[TASK REQUIREMENTS] Return the data that follows exactly as it appears. Pictures do not belong in the copy.

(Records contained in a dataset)
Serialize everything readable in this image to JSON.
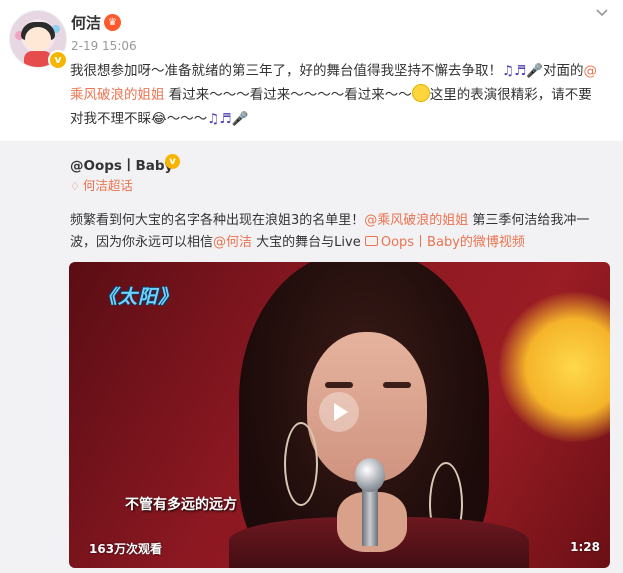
{
  "post": {
    "author": "何洁",
    "time": "2-19 15:06",
    "text_1": "我很想参加呀～准备就绪的第三年了，好的舞台值得我坚持不懈去争取！",
    "notes_1": "♫♬🎤",
    "text_2": "对面的",
    "mention_1": "@乘风破浪的姐姐",
    "text_3": " 看过来～～～看过来～～～～看过来～～",
    "text_4": "这里的表演很精彩，请不要对我不理不睬",
    "emoji_laugh": "😂",
    "text_5": "～～～",
    "notes_2": "♫♬🎤"
  },
  "repost": {
    "author": "@Oops丨Baby",
    "topic": "何洁超话",
    "text_1": "频繁看到何大宝的名字各种出现在浪姐3的名单里！",
    "mention_1": "@乘风破浪的姐姐",
    "text_2": " 第三季何洁给我冲一波，因为你永远可以相信",
    "mention_2": "@何洁",
    "text_3": " 大宝的舞台与Live ",
    "video_link": "Oops丨Baby的微博视频"
  },
  "video": {
    "title_overlay": "《太阳》",
    "subtitle": "不管有多远的远方",
    "views": "163万次观看",
    "duration": "1:28"
  },
  "icons": {
    "verified": "v-badge-icon",
    "member": "member-crown-icon",
    "menu": "chevron-down-icon",
    "topic": "diamond-icon",
    "play": "play-icon",
    "video_link": "video-camera-icon"
  },
  "colors": {
    "link": "#eb7350",
    "verified": "#f7b500",
    "repost_bg": "#f2f2f5"
  }
}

[RESPONSE BELOW]
Serialize everything readable in this image to JSON.
{
  "post": {
    "author": "何洁",
    "time": "2-19 15:06",
    "text_1": "我很想参加呀～准备就绪的第三年了，好的舞台值得我坚持不懈去争取！",
    "notes_1": "♫♬🎤",
    "text_2": "对面的",
    "mention_1": "@乘风破浪的姐姐",
    "text_3": " 看过来～～～看过来～～～～看过来～～",
    "text_4": "这里的表演很精彩，请不要对我不理不睬",
    "emoji_laugh": "😂",
    "text_5": "～～～",
    "notes_2": "♫♬🎤"
  },
  "repost": {
    "author": "@Oops丨Baby",
    "topic": "何洁超话",
    "text_1": "频繁看到何大宝的名字各种出现在浪姐3的名单里！",
    "mention_1": "@乘风破浪的姐姐",
    "text_2": " 第三季何洁给我冲一波，因为你永远可以相信",
    "mention_2": "@何洁",
    "text_3": " 大宝的舞台与Live ",
    "video_link": "Oops丨Baby的微博视频"
  },
  "video": {
    "title_overlay": "《太阳》",
    "subtitle": "不管有多远的远方",
    "views": "163万次观看",
    "duration": "1:28"
  },
  "icons": {
    "verified": "v-badge-icon",
    "member": "member-crown-icon",
    "menu": "chevron-down-icon",
    "topic": "diamond-icon",
    "play": "play-icon",
    "video_link": "video-camera-icon"
  },
  "colors": {
    "link": "#eb7350",
    "verified": "#f7b500",
    "repost_bg": "#f2f2f5"
  }
}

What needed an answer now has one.